Accent on Living

LOBSTERS are cheap along the New England coast. Often during the summer season the supermarkets offer them as low as 45 cents a pound; 50 or 55 cents is a commonplace. Even at the peak of the summer rush, lobsters are to be had, in expensive resort areas, for 70 cents or so. There was a great uproar, a couple of years ago, and the Department of Justice rolled its antitrust juggernaut in all its majesty over an association of Maine lobstermen, when they tried to establish something higher than the 32-cent price paid them by the wholesalers.

Few items can be put on the table with so little kitchen work and so quickly as lobsters. Yet by the time they are ordered, as a treat for the whole family, by the genial summer traveler from the hinterland, their price in many a water’s-edge dining room has risen to S3 to $5 per portion. The gouge in this case is not only an inhospitality to the stranger, but it undermines, also, the principle that whenever lobsters are served, there should be plenty of them.

Fortunately for the traveler, the roadside lobster specialist now comes forward and with outdoor fires, large caldrons, and a tank of briskly kicking lobsters proceeds to restore a fair competitive balance. His sign may have an “S” or two reversed, and his smokestack may be a bit out of plumb, but he has lobsters in abundance at something under half the restaurant prices. His customers can eat their lobsters under the best possible conditions: alfresco, with ample elbowroom, rocks at hand for cracking knuckles and claws, and an easy riddance of debris — in short, a self-service picniclike meal with second helpings ready at short notice.

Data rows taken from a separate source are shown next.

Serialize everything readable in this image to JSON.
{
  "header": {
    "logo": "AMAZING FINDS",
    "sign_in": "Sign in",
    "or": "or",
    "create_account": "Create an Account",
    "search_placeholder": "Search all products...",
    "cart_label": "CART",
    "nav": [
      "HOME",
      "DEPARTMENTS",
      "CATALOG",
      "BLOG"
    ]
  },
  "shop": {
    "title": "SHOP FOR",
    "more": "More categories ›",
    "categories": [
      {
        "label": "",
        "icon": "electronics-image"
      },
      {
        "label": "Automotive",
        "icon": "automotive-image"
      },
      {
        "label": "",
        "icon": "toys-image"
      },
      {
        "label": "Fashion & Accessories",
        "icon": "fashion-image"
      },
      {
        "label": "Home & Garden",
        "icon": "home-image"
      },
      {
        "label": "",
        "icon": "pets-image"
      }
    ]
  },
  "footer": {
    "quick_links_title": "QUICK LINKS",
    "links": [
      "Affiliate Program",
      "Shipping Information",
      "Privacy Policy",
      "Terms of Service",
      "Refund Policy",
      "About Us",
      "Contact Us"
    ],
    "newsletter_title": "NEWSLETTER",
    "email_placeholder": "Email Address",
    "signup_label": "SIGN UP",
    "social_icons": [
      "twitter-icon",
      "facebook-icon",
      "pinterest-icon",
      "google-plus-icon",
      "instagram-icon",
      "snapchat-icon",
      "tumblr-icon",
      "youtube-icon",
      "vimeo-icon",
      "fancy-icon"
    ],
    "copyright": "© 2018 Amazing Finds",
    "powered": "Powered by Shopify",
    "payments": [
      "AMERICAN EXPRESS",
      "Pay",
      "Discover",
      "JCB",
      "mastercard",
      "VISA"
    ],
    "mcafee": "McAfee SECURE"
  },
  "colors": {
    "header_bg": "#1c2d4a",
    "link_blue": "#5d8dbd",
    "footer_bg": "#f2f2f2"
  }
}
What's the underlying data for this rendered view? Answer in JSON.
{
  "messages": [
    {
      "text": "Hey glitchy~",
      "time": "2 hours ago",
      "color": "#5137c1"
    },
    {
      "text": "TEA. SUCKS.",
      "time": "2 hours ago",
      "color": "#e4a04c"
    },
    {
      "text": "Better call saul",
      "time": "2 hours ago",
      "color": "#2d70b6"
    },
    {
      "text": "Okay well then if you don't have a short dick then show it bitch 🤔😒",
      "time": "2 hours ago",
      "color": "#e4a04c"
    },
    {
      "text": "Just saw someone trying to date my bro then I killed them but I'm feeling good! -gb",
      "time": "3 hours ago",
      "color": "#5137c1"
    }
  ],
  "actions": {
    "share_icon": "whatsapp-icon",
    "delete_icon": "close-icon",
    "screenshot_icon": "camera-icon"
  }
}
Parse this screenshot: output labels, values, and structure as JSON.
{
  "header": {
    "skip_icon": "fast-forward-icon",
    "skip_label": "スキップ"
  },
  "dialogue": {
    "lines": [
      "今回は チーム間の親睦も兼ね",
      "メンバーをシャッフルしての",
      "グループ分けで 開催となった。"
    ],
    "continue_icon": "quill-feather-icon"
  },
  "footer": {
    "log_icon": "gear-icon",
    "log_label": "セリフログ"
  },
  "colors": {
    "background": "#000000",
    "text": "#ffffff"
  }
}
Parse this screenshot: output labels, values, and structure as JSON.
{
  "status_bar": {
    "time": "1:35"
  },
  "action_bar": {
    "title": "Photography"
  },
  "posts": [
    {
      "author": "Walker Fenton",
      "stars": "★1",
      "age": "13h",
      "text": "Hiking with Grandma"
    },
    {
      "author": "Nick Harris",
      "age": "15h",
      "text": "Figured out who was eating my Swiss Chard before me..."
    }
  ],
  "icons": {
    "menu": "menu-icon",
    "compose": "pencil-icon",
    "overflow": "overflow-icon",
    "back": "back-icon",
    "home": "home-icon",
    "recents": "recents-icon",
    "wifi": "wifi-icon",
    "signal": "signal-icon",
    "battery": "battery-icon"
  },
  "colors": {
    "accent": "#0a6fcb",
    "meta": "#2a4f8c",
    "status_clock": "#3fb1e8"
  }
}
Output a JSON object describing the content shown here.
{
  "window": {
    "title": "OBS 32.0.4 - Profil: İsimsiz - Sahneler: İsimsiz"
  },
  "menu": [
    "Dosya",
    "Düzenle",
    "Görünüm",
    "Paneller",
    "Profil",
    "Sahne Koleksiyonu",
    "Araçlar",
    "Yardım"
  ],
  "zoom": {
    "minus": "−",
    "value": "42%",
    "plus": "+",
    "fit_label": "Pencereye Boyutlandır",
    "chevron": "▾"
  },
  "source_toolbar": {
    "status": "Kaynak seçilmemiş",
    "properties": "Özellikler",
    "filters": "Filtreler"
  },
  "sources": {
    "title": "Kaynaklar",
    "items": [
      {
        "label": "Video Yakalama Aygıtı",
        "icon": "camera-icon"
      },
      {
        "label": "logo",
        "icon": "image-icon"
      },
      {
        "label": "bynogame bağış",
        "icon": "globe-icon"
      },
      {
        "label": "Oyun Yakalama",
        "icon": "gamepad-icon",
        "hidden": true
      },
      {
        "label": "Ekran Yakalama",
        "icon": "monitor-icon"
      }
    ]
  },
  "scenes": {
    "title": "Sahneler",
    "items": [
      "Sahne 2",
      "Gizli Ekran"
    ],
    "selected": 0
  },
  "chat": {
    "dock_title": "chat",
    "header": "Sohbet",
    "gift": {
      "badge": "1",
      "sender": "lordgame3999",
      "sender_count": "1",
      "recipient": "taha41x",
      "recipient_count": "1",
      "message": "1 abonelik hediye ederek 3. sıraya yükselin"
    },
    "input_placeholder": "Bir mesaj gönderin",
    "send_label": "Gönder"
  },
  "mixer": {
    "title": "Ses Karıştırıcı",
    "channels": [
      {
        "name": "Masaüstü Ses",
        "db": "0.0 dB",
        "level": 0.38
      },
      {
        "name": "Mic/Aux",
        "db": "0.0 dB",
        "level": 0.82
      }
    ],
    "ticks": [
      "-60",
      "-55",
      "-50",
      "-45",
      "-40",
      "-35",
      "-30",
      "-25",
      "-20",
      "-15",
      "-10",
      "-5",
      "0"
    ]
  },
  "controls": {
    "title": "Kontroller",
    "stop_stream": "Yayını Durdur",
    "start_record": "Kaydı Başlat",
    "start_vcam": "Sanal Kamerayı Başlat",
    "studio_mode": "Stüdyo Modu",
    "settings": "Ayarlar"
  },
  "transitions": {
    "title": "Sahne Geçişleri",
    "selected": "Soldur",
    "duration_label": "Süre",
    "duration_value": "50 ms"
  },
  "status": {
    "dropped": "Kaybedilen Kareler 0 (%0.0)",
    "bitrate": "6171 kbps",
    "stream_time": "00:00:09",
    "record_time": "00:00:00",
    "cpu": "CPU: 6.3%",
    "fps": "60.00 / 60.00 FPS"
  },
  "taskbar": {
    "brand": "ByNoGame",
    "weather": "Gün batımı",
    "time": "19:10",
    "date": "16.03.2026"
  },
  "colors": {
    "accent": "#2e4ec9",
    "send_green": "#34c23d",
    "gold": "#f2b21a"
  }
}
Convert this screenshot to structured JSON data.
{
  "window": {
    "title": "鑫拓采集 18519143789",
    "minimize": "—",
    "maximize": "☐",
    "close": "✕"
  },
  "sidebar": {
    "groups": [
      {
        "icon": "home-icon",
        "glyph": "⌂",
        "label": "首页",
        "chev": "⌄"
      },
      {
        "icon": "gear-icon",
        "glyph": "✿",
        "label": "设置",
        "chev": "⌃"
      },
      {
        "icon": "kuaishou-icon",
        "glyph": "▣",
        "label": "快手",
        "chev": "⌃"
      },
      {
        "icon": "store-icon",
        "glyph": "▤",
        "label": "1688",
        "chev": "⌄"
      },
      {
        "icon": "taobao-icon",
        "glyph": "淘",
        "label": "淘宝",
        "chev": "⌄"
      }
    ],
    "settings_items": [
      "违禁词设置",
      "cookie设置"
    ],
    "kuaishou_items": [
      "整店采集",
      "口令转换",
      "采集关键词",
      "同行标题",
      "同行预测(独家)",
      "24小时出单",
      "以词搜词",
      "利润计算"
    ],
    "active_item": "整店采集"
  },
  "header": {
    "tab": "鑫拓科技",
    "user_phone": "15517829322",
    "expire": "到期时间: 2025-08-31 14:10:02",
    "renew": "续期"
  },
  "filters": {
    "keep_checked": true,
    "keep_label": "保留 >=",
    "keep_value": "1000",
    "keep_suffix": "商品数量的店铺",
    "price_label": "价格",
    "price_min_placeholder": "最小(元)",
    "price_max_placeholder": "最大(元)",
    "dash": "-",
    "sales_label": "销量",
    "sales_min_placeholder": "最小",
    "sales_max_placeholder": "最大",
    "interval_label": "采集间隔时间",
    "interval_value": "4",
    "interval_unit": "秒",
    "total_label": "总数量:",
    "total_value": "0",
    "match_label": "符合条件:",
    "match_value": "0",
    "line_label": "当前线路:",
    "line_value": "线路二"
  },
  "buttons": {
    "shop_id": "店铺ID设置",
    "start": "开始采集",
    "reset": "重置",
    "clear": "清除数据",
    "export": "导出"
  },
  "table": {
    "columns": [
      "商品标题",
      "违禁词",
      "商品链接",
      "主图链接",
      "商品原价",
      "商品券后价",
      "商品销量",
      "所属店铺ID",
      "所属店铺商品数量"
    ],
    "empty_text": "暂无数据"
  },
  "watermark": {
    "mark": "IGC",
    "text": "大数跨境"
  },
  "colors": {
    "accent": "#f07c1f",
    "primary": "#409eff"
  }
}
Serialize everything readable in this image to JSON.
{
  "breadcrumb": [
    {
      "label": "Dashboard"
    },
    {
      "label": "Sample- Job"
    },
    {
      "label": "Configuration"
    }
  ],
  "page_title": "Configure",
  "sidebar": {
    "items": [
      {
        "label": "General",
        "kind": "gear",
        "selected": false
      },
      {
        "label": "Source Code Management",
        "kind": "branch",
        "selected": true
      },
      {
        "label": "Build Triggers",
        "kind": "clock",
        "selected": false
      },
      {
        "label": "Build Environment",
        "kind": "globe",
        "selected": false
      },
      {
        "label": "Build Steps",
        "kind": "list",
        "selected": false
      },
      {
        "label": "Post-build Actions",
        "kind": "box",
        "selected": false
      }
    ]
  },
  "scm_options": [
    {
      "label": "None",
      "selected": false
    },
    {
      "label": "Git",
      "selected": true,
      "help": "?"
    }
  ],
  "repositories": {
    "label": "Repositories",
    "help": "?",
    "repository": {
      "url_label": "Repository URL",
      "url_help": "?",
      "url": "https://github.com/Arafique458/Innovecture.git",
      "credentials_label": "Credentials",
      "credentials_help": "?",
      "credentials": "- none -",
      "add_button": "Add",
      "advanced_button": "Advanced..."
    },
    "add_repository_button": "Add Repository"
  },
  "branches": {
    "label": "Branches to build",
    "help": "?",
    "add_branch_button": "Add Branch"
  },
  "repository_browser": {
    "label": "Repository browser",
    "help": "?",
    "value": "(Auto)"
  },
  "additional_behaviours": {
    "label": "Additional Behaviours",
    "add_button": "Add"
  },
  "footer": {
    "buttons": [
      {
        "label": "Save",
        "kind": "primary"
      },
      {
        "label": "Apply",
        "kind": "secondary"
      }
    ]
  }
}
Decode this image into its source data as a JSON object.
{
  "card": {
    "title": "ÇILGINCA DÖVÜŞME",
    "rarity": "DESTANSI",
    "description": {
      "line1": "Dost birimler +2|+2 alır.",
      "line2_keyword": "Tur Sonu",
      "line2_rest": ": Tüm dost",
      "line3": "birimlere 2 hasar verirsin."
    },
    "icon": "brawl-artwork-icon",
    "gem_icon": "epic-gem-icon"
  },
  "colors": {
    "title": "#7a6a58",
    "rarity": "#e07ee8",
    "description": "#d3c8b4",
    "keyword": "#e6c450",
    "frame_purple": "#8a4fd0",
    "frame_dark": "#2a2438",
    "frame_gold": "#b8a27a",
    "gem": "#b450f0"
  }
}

A vast mythology has developed about lobsters, much of it so silly as to warrant some correction. The quality of the lobster, for instance, is believed to vary greatly from one locality to another. Maine usually tops the list, according to this legend, and the further south one goes, the poorer the lobster; the flavor is said to decline; the meat is tasteless and tougher, much tougher. Yet the same legend sets up an even heavier prejudice against lobsters from Nova Scotia and the Maritime Provinces, although these have been living in freshly circulating sea water, in the holds of the big pickup boats, right up to the moment of their delivery, scores of thousands at a time, to the distributing companies along our own coast. A Marbleheader would be shocked at the idea of an edible lobster being taken on the outside of Cape Cod, but the man in Stonington, Maine, is sure any Marblehead lobster must taste like something out of the freezer. At Gloucester the natives stare in unbelief when one of the Canadian boats comes in and unloads: Can it be that American citizens are reduced to eating Nova Scotia lobsters?

The best scientific opinion holds that the quality of all these lobsters is identical and that most of the bias in behalf of the local product is a carry-over from suspicions — often well founded—of fish from distant parts. Many a trawler’s cargo reaches the market after touring the fishing grounds for days or even weeks, on ice in the hold, with the result that some seacoast residents, especially the down-Easters, refuse all but the catch of local fishermen.

But lobsters at the roadside boiling stations are unmistakably alive and kicking. (They are equally so when on sale in Kansas City or Chicago, but no matter.) The prices are low. The big ones are just as tender as the little ones. Boiled is better than broiled. Melted butter helps but is unnecessary. The only parts worth working on are tails, knuckles, and claws, and the conscientious dismantling of the carapace is a complete waste of time. Beverage: cold beer.